Visa U.S.A. and Mastercard International agreed to abandon a national debit card venture to settle charges by 14 states that they schemed to monopolize the emerging market, it was announced Tuesday.

But the giant credit card associations--the world’s largest with a combined 370 million cardholders worldwide--denied the allegations and said they agreed to the settlement partly to avoid a lengthy legal battle.

Both said they would continue developing separate debit card systems.

A “point of sale” debit card is presented at stores the same as a credit card, but the money is automatically deducted from the cardholder’s account and transferred to the merchant.
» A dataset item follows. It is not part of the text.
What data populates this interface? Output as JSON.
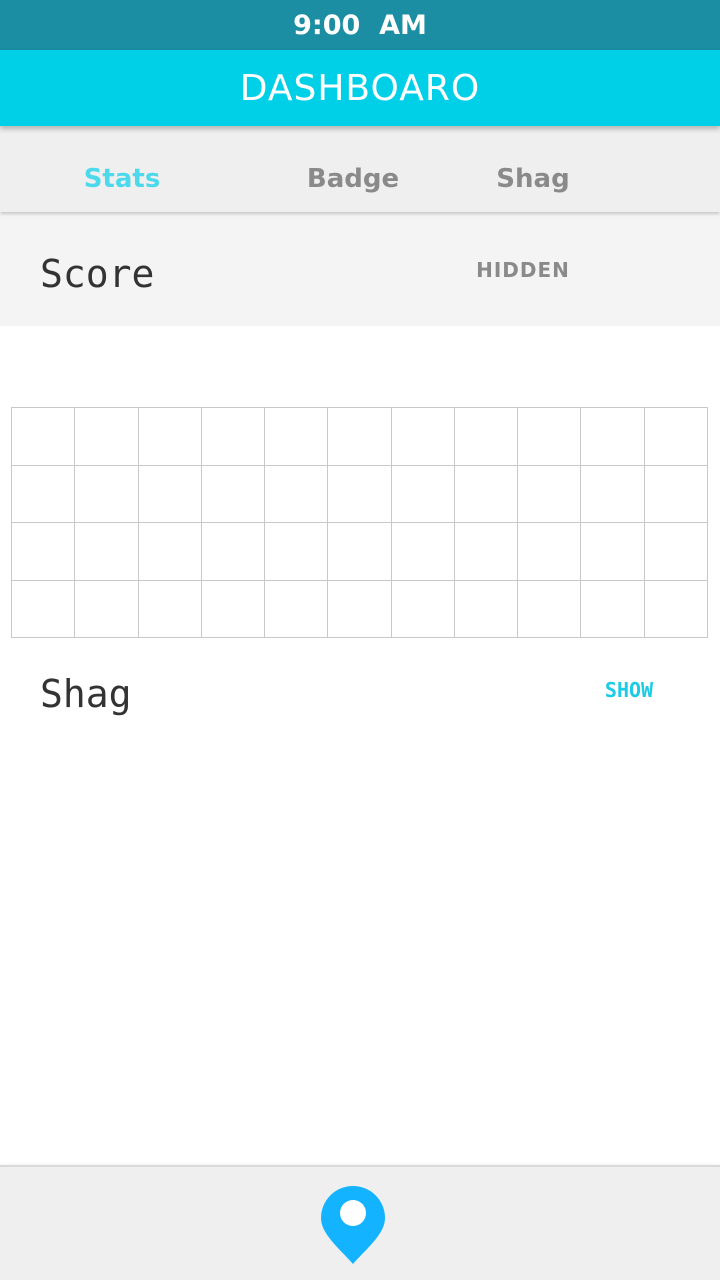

The antitrust suit, filed June 26 in U.S. District Court in Manhattan, claimed Visa and Mastercard’s “Entree” debit card network had an unfair advantage over smaller, regional competitors because virtually every major U.S. bank already was a Visa or Mastercard member.

The suit also noted that Visa and Mastercard had gained control of the nation’s two largest automatic teller machine networks--Cirrus System Inc. of Downers Grove, Ill., and Plus System Inc. of Denver, both of which had been formulating their own plans for national debit card networks since the early 1980s.

Visa also took over the Interlink Network, based in San Mateo, Calif., the nation’s largest regional debit card network.

“There would have been no competitive forces at work,” Robert Abrams, the New York attorney general who led the states’ action, told a news conference. “The agreement doesn’t prevent the concept from going forward. It prevents a monopoly.”

David Brancoli, a spokesman for Visa, disagreed. “We feel the program would have been competitive and we would have prevailed in the courts,” he said.

He said Entree was abandoned partly because some banks had begun to lose interest in it in the face of what could have been a lengthy court battle.


The other states involved in the suit were: Arizona, California, Connecticut, Louisiana, Maryland, Massachusetts, Minnesota, Tennessee, Texas, Utah, Washington, West Virginia and Wisconsin.

At the end of 1989, there were 183.9 million debit cards in circulation nationwide, according to Bankcard Holders of America, a consumer group based in Herndon, Va.